Remember the TV show "Name That Tune"? The idea was to see how few notes of a song a person could hear and correctly name that tune. I don't know how well I'd do on that show, but if there were a "Name That Movie" show, I would clean up--assuming they asked about movies I've seen. Spoken dialogue, I've found, sticks with me. I adore snappy and heartfelt dialogue in books too, but for whatever reason, I don't retain it the way I do dialogue from movies and TV shows. (You'd think, then, that I would have good recall for dialogue from audio books, yet not so much.)
Anyway, I started thinking about ear memory the other day when I turned on the TV. I wasn't looking at the screen. All I heard was, "Always," and I knew it was the late Alan Rickman as Professor Severus Snape in Harry Potter and the Deathly Hallows Part II. (I might have seen that movie a few times.) That one word transported me back right to the exact scene in the movie. Rickman delivered it perfectly, revealing so much about Snape's character. Even now, recalling the scene breaks my heart a little all over again.
Of course, Rickman had help. His dialogue was written for him. Great dialogue depends on the team of great writers and great actors working together, as well as the folks who add the background music that adds drama or tugs at your heart. When done right, dialogue can be magical. I only need hear certain words or a sentences in the right voice, with the right rhythm, and I know the film. I'm transported in my mind right back to that scene.
Here are a few examples. They may not be the most well-known from each movie, but they certainly stand out:
"I want the truth!" "You can't handle the truth." Tom Cruise and Jack Nicholson in A Few Good Men
"You can't kiss her!" Sally Field in Soapdish
"Why can't I write shit like this?" Whoopi Goldberg in Soapdish
"Shall we play a game?" Joshua (computer) in War Games (even a computer can make dialogue memorable)
|More Alan Rickman|
"Oh jeez. I'm getting pulled over. Everybody just pretend to be normal." Greg Kinnear in Little Miss Sunshine
"I guess it comes down to a simple choice. Get busy living or get busy dying." Tim Robbins in The Shawshank Redemption
"And for what? For a little bit of money. There's more to life than a little money, you know. Don'tcha know that?" Frances McDorman in Fargo
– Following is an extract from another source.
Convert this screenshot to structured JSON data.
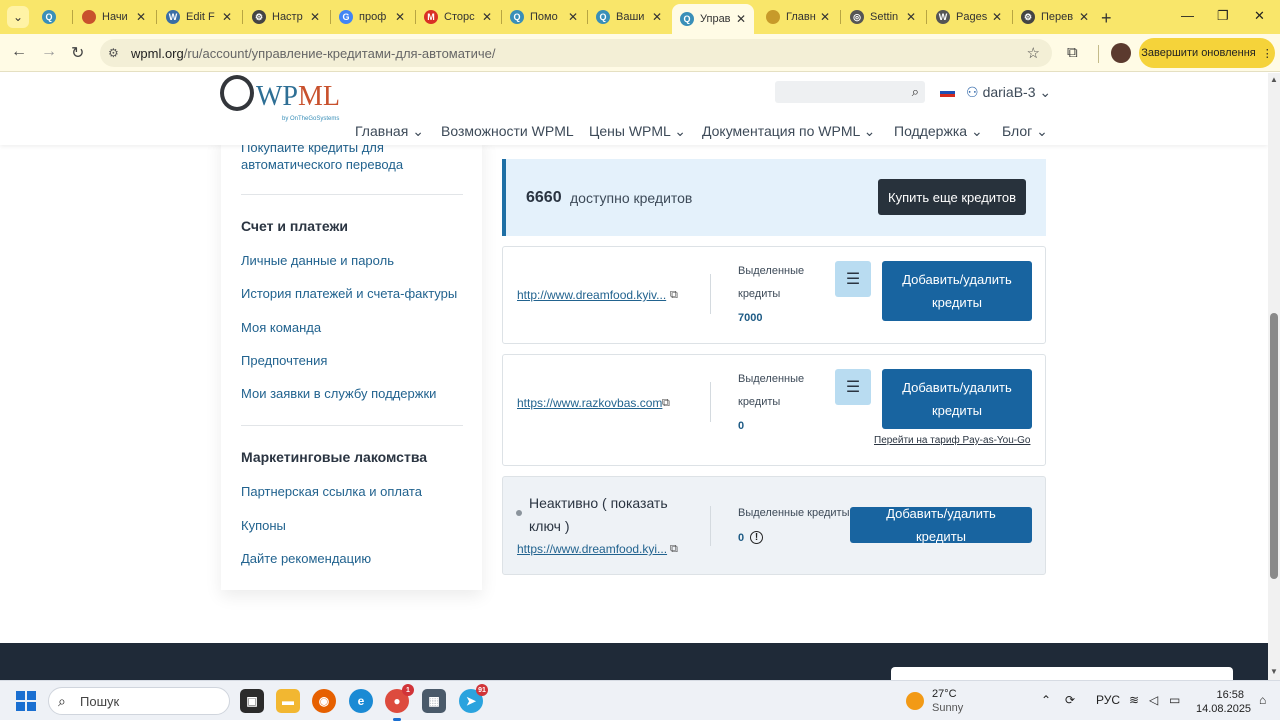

"You don't really know how much you can do until you stand up and decide to try." Kevin Kline in Dave
"Here's looking at you, kid." Humphrey Bogart in Casablanca
"A toast to my big brother, George, the richest man in town." Todd Karns in It's a Wonderful Life (It's interesting that one of the most memorable lines in the film is from a minor character.)
|And even more Alan Rickman|
"By Grabthar's hammer, by the sons of Warvan, you shall be avenged." Alan Rickman in Galaxy Quest
"Hello. My name is Inigo Montoya. You killed my father. Prepare to die." Mandy Patinkin in The Princess Bride
"You're going to the cemetery with your toothbrush. How Egyptian." Robin Williams in The Birdcage
"Snakes. Why did it have to be snakes?" Harrison Ford in Raiders of the Lost Ark
"It was like ... magic." Tom Hanks in Sleepless in Seattle
"I'm not crazy. I've just been in a very bad mood for forty years." Shirley MacLaine in Steel Magnolias
"But I don't want to be a pirate." Jerry Seinfeld in Seinfeld
"I'm not insane. My mother had me tested." Jim Parsons in The Big Bang Theory
|Alas, not Alan Rickman|
but still wonderful
Inspired to go watch a great movie or to try to write your own memorable dialogue? Great. But before you go, please share your favorite movie or TV show line(s) of dialogue. The lines that stick with you, that you remember sometimes out of nowhere. The words that transport you and make you smile. And if you know how to make dialogue on the page stand out in memory the way spoken dialogue does, please let me know. I'm open to any and all tips.
And to all of you in the United States, happy Independence Day!